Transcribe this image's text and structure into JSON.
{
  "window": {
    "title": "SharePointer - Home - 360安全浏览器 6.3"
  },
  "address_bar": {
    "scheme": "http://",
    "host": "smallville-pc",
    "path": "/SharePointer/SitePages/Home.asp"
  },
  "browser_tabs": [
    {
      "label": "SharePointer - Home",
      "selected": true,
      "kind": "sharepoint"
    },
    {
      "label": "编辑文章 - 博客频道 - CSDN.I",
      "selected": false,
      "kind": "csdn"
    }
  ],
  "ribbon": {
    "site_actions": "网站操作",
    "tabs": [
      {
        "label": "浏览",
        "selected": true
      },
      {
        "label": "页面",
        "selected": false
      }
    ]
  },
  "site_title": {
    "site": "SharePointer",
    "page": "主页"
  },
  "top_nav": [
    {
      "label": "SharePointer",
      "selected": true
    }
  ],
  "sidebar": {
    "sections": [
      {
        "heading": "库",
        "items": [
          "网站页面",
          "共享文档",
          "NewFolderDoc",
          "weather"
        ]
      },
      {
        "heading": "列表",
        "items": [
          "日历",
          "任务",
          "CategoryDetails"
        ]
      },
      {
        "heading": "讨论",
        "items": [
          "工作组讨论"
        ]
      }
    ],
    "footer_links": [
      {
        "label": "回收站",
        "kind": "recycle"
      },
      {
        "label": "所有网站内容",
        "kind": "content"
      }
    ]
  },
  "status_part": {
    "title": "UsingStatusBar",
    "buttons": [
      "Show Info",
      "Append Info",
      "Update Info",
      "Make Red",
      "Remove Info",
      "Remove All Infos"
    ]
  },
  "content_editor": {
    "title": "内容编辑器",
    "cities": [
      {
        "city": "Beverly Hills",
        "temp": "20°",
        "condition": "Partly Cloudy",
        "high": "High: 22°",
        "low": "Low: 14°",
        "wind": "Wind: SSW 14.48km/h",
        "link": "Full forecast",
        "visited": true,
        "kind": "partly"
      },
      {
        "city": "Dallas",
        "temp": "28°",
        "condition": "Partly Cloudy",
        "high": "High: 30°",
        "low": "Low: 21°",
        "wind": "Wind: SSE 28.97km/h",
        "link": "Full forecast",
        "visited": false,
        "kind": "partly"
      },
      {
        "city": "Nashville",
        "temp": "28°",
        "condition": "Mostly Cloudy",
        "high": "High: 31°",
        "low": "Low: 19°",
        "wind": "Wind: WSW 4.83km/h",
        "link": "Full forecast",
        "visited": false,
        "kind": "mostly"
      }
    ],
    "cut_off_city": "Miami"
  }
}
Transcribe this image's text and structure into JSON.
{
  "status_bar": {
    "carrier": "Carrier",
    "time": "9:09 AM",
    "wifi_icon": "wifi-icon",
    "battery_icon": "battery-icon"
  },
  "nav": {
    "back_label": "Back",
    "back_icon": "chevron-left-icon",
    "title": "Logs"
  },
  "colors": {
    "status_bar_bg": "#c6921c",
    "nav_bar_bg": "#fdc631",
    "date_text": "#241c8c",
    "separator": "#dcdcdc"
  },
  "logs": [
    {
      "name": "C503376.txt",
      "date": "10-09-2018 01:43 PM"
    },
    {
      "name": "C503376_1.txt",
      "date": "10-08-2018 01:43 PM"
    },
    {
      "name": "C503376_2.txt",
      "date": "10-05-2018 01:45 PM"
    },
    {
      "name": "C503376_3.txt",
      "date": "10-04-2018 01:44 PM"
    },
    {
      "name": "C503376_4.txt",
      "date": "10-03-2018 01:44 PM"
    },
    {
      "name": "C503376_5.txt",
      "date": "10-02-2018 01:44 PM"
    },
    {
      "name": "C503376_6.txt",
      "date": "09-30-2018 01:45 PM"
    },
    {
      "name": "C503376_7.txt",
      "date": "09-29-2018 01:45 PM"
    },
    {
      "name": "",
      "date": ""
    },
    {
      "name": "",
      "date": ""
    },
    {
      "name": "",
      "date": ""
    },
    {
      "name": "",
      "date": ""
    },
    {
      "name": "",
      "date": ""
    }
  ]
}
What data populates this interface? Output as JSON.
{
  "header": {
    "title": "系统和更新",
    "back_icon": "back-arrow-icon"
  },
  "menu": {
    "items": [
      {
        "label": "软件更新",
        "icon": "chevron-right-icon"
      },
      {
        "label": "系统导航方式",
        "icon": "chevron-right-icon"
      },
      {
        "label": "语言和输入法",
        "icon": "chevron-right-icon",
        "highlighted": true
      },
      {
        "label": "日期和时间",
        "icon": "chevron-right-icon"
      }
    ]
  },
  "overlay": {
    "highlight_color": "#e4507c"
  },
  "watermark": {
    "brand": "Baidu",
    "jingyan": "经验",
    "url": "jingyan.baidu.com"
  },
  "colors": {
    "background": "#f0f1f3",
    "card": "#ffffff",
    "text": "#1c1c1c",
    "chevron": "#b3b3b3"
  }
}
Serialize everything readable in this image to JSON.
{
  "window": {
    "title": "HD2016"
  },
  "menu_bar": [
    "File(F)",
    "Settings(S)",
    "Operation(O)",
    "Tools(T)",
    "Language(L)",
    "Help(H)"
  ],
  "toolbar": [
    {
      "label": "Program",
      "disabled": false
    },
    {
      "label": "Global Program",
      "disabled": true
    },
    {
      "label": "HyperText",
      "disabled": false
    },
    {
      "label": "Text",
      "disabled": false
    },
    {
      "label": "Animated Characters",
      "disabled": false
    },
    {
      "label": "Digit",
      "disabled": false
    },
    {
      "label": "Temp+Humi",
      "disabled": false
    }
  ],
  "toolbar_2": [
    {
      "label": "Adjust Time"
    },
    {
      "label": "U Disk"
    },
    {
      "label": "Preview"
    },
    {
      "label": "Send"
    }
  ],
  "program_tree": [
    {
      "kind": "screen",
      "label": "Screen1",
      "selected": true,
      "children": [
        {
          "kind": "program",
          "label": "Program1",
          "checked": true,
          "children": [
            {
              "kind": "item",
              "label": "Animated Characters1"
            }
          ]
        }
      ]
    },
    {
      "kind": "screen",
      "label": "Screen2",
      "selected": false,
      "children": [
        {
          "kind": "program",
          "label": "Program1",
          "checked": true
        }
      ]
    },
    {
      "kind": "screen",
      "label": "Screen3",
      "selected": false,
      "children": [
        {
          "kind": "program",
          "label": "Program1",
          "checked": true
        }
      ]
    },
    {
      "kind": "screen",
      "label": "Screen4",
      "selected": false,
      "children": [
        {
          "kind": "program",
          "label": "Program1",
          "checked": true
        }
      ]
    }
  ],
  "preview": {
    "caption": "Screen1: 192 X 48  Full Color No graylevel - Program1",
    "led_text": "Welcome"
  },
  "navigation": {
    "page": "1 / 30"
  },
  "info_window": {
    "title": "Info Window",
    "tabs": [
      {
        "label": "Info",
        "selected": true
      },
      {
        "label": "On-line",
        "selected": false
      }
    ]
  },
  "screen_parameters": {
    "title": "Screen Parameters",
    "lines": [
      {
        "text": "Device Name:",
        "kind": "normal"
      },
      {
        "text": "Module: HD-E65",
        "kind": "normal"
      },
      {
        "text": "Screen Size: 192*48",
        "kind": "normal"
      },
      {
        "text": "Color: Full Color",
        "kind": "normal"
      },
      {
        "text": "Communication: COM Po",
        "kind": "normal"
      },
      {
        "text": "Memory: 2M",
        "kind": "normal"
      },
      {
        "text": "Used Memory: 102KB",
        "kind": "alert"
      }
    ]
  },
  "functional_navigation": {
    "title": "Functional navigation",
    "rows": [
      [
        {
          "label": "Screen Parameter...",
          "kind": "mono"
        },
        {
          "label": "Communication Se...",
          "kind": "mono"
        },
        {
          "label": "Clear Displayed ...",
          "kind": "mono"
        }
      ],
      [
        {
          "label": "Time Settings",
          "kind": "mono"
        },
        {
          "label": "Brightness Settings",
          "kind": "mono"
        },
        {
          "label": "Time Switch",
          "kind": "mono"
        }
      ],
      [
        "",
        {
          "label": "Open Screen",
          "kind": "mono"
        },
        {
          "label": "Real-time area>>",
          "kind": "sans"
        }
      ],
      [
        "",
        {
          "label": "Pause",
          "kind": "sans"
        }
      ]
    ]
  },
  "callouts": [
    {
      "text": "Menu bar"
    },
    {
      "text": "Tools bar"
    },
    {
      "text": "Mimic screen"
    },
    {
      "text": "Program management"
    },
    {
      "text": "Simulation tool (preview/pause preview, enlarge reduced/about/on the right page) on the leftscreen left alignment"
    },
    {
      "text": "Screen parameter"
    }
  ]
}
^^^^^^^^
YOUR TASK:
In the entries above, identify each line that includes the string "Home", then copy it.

TASK OUTPUT:
    "title": "SharePointer - Home - 360安全浏览器 6.3"
    "path": "/SharePointer/SitePages/Home.asp"
      "label": "SharePointer - Home",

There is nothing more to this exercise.